Kamalpreet Kaur took a big career leap when she qualified for the discus throw final at Tokyo 2020, but the Indian athlete saw a familiar fear crowding her mind on competition day.
The national record holder hurled the discus to a distance of 64m during the Group B of women’s discus throw qualification round in Tokyo. It was the second-best throw in the qualification round across groups as Kaur finished only behind the eventual gold medallist Valarie Allman from the United States.
Earlier this year, Kaur had risen out of obscurity to become the first Indian woman to breach the 66m mark as she recorded a throw of 66.59m at the Indian Grand Prix IV in June. The 25-year-old had raised expectations of a podium finish with her assured performance in the qualifying round in Tokyo. But Kaur finished sixth with the best effort of 63.70m after rain interrupted the play for a brief period of time and turned the conditions wet and tricky.
“My coach wasn’t with me at Tokyo 2020 and I had to do the last 10 days of training on my own. The pressure and nervousness of participating at my first Olympics was always there. I constantly thought about my performance," Kaur told Olympics.com.
“Secondly, I get scared to perform in rain. I usually can’t perform well in the rain. Earlier for the Asian Games (2018), I missed out on qualification by one metre, because it was raining during the National event. Later, in the next event, I threw around 61m which was equivalent to Asian Games silver medal.

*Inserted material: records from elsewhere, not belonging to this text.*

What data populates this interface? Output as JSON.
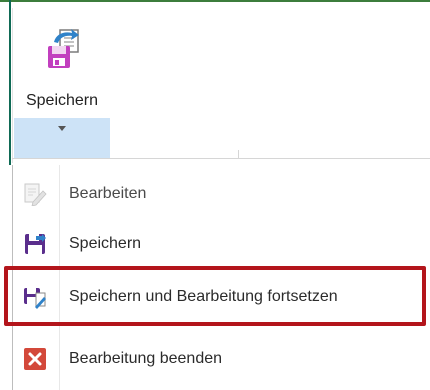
{
  "ribbon": {
    "save_label": "Speichern"
  },
  "menu": {
    "items": [
      {
        "label": "Bearbeiten",
        "icon": "edit-document-icon",
        "enabled": false
      },
      {
        "label": "Speichern",
        "icon": "save-floppy-icon",
        "enabled": true
      },
      {
        "label": "Speichern und Bearbeitung fortsetzen",
        "icon": "save-and-edit-icon",
        "enabled": true
      },
      {
        "label": "Bearbeitung beenden",
        "icon": "close-edit-icon",
        "enabled": true
      }
    ]
  },
  "colors": {
    "accent_purple": "#5a2e8c",
    "save_magenta": "#c23fbf",
    "close_red": "#d3483a",
    "highlight_red": "#b3151b",
    "dropdown_selected": "#cde3f7"
  }
}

I still have that fear) which makes me think that, ‘what if I slip or get injured in those conditions’. It is still in my mind and I will try to overcome it.”
It is, thus, that Kaur has decided to practice on a damp or wet discus circle when she returns to training after her break following Tokyo 2020.
Kaur believes that it will help her overcome her fear with adequate time in hand, ahead of the World Athletics Championships in July.
“I have planned to practice in the rain or otherwise make the circle wet and train on it. I had thought of doing it before Tokyo 2020 but didn’t risk injury then. But now that I have time for the next Olympics and upcoming events, I will work on this method," Kaur, who trains under her long-time coach Rakhi Tyagi, revealed.
It is, however, not the only area of concern for the ace Indian discus thrower as she also wants to improve her movement inside the discus circle.
“I’m going to work on my speed. I think my technique is a bit slow in comparison to others and the American gold medallist (Valarie Allman at Tokyo 2020). I will try to reduce my spin time inside the circle," Kaur said.
The Indian athlete is hoping to break her own record and build momentum ahead of the crucial events next year: the World Championships, the Commonwealth Games (CWG) and the Asian Games.